previsionally (adverb), more previsionally, most previsionally
previsor (s) (noun), previsors (pl)
Someone who has the powers to foresee what will happen in the future.
providable (adjective) (not comparable)
Capable of being made available or extended as support: Supplementary teaching aids are providable to the members of the staff when ordered in time.
1. To supply someone with something, or be a source of things that are needed or wanted by someone.
2. To require something in advance as a condition or as part of a contract.
3. To take precautions to prevent harm or to bring about good; such as, to provide against a potential disaster.
4. To supply the material means of support for someone: "She provides for her children by working at two jobs."
5. Etymology: from Latin providere, "to look ahead, to see ahead, to prepare in advance, to supply"; literally, "to see ahead"; from pro-, "ahead" + videre, "to see".
provided, providing
1. On condition that or with the understanding that another thing will also occur or be done.
2. With the understanding that as long as certain conditions exist before something will be done, then certain actions will take place: "We are willing to help, provided that she has a specific plan for accomplishing the project."

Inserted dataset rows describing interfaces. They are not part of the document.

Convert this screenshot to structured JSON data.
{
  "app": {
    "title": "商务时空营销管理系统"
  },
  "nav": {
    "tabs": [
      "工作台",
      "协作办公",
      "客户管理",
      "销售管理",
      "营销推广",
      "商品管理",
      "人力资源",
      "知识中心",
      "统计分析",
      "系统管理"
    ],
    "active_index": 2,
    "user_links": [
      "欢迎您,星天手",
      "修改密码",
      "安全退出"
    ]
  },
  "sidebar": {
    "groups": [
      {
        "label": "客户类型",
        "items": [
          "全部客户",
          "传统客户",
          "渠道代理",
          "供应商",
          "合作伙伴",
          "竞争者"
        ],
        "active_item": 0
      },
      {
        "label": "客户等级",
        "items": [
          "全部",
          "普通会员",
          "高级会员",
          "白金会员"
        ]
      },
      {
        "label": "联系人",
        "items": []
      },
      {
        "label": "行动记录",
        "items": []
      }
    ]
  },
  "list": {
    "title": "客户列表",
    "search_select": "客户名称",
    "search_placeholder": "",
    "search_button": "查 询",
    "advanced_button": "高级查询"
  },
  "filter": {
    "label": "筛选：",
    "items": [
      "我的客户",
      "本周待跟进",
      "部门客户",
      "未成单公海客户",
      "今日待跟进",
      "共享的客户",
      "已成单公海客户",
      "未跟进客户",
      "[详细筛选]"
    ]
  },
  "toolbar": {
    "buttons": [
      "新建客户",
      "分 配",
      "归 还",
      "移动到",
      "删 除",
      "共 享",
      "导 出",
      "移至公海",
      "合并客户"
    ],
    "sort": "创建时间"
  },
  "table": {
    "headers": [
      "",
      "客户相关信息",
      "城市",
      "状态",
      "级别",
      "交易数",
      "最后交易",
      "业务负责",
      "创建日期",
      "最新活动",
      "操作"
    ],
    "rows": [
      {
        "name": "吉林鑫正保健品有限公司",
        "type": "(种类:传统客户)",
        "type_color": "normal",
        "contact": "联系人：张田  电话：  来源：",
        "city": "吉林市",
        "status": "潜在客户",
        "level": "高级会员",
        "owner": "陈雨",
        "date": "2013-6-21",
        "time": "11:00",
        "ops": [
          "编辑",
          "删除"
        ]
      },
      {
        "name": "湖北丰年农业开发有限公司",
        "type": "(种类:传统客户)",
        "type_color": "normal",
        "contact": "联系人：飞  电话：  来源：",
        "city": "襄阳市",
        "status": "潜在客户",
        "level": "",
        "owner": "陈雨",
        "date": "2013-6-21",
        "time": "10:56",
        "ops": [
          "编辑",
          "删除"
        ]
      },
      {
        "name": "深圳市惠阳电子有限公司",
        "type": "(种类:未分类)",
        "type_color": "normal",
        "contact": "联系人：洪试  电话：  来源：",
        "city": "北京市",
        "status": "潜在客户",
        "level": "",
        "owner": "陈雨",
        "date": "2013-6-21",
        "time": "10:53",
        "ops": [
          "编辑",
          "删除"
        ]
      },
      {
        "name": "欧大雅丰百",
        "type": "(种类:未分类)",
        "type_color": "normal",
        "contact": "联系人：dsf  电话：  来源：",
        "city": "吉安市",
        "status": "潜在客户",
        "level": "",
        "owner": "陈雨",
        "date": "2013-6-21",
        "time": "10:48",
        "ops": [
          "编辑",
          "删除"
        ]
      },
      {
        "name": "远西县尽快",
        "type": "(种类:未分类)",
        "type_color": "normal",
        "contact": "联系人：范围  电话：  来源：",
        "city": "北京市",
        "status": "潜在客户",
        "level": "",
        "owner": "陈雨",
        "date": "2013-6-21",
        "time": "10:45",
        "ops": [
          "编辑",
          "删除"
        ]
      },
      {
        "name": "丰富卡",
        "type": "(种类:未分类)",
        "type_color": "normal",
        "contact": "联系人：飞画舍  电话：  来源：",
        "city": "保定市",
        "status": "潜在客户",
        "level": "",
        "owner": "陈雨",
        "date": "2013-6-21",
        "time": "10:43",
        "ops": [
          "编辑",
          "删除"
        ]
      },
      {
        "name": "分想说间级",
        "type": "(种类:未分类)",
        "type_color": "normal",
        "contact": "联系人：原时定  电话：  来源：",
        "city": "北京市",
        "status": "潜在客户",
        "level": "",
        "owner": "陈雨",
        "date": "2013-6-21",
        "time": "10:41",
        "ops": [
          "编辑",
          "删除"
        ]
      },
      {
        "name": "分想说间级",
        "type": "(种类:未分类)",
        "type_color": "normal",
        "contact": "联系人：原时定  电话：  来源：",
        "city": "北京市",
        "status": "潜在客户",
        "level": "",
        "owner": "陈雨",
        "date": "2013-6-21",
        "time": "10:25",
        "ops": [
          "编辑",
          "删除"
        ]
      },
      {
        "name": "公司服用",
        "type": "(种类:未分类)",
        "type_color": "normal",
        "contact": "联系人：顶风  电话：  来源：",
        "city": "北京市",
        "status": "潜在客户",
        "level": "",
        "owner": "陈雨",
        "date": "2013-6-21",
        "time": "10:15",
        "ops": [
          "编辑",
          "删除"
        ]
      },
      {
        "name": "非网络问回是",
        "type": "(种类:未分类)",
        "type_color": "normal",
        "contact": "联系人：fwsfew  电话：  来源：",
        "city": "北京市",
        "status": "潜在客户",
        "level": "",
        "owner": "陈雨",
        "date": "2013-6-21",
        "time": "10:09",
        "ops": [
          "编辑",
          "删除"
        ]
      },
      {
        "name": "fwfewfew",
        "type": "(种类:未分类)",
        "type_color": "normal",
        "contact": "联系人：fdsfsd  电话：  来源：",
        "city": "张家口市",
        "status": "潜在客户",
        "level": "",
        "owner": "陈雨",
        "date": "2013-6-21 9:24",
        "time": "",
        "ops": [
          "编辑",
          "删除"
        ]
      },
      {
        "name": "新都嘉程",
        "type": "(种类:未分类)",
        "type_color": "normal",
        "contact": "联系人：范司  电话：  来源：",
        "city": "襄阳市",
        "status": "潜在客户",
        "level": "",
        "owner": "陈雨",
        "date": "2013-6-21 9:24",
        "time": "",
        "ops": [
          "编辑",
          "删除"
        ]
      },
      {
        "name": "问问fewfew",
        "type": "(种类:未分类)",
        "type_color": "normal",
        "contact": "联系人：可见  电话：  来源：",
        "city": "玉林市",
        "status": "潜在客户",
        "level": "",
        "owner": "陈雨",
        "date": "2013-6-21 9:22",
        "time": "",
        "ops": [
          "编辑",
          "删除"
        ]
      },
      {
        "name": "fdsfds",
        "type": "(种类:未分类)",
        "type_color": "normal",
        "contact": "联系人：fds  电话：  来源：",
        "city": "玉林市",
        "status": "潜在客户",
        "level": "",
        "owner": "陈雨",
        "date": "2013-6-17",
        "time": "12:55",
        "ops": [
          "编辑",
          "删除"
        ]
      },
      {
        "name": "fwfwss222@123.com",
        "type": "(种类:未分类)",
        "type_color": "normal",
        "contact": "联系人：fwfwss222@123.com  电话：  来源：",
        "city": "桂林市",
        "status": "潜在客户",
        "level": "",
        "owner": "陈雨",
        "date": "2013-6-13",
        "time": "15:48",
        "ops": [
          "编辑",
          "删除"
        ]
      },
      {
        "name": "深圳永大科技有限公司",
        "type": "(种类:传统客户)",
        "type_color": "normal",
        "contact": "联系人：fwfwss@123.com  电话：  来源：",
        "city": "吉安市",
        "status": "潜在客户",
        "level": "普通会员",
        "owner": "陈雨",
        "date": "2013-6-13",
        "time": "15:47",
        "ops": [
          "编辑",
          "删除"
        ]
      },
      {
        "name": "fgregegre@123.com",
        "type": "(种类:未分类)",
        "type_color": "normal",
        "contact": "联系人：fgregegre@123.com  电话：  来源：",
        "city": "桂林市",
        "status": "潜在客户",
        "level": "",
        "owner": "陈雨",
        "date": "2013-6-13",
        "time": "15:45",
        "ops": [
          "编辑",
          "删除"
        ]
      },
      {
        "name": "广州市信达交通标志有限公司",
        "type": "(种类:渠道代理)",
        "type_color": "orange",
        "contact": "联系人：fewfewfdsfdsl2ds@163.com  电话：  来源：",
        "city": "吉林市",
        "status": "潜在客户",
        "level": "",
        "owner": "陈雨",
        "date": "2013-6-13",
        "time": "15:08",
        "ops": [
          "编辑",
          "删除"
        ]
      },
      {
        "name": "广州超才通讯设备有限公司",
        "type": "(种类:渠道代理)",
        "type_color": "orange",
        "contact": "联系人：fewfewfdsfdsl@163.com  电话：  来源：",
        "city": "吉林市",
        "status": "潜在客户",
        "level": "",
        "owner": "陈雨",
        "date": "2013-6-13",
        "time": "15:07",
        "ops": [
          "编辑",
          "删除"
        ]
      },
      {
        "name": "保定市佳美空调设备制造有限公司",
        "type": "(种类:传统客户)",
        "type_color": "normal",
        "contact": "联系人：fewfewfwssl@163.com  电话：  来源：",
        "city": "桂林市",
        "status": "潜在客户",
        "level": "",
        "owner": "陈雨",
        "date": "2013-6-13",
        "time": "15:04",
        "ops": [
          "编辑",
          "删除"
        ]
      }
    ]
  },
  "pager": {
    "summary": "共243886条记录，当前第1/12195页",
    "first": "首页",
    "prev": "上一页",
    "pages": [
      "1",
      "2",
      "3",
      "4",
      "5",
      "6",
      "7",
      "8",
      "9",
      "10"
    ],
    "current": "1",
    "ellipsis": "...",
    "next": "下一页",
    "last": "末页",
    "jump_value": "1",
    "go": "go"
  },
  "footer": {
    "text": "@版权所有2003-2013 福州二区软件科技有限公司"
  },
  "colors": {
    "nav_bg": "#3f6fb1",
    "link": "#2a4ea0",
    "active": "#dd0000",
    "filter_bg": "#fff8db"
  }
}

Cross references of word families that are related directly, or indirectly, to: "appear, visible, visual, manifest, show, see, reveal, look": blep-; delo-; demonstra-; opt-; -orama; pare-; phanero-; phant-; pheno-; scopo-; spec-; vela-, veal-.